Items from an interface collection:
● ● ●
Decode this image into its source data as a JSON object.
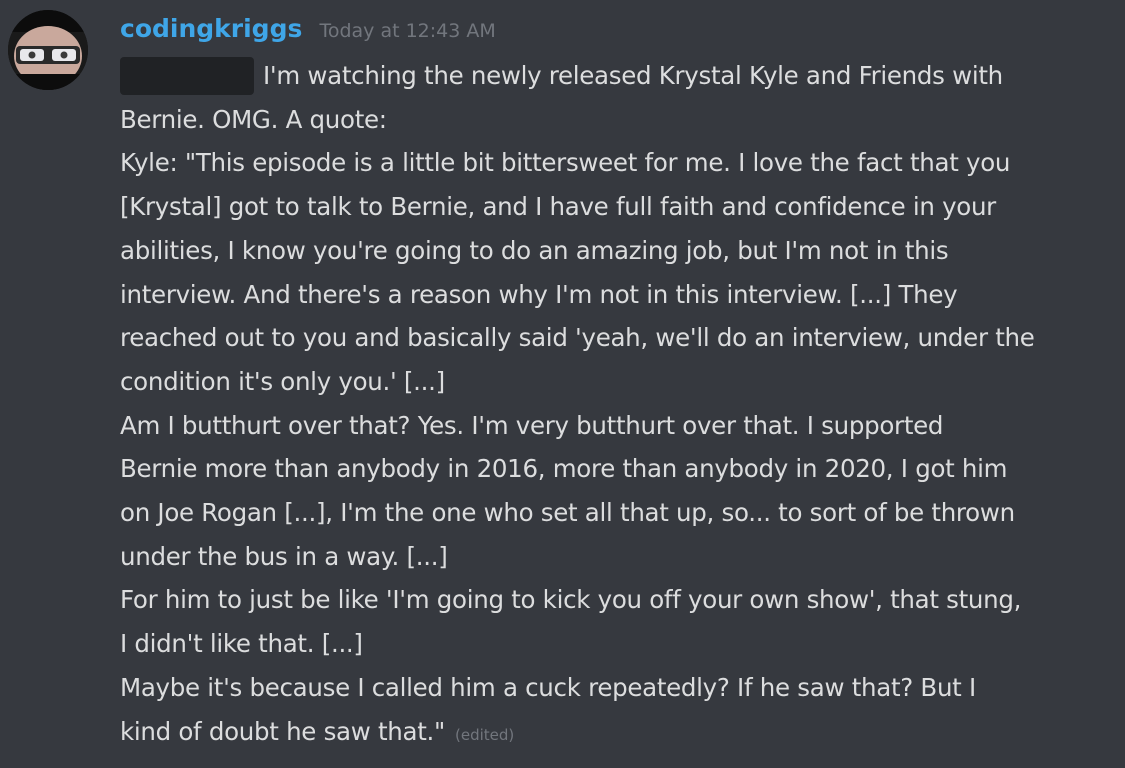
{
  "message": {
    "author": "codingkriggs",
    "timestamp": "Today at 12:43 AM",
    "lines": [
      "I'm watching the newly released Krystal Kyle and Friends with",
      "Bernie. OMG. A quote:",
      "Kyle: \"This episode is a little bit bittersweet for me. I love the fact that you",
      "[Krystal] got to talk to Bernie, and I have full faith and confidence in your",
      "abilities, I know you're going to do an amazing job, but I'm not in this",
      "interview. And there's a reason why I'm not in this interview. [...] They",
      "reached out to you and basically said 'yeah, we'll do an interview, under the",
      "condition it's only you.' [...]",
      "Am I butthurt over that? Yes. I'm very butthurt over that. I supported",
      "Bernie more than anybody in 2016, more than anybody in 2020, I got him",
      "on Joe Rogan [...], I'm the one who set all that up, so... to sort of be thrown",
      "under the bus in a way. [...]",
      "For him to just be like 'I'm going to kick you off your own show', that stung,",
      "I didn't like that. [...]",
      "Maybe it's because I called him a cuck repeatedly? If he saw that? But I",
      "kind of doubt he saw that.\""
    ],
    "edited_label": "(edited)"
  },
  "colors": {
    "background": "#36393f",
    "username": "#3fa6e8",
    "text": "#dcddde",
    "muted": "#72767d",
    "redaction": "#202225"
  },
  "icons": {
    "avatar": "user-avatar-glasses-icon"
  }
}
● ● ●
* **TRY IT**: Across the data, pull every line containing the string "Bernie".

* **YOUR RESPONSE**:
      "Bernie. OMG. A quote:",
      "[Krystal] got to talk to Bernie, and I have full faith and confidence in your",
      "Bernie more than anybody in 2016, more than anybody in 2020, I got him",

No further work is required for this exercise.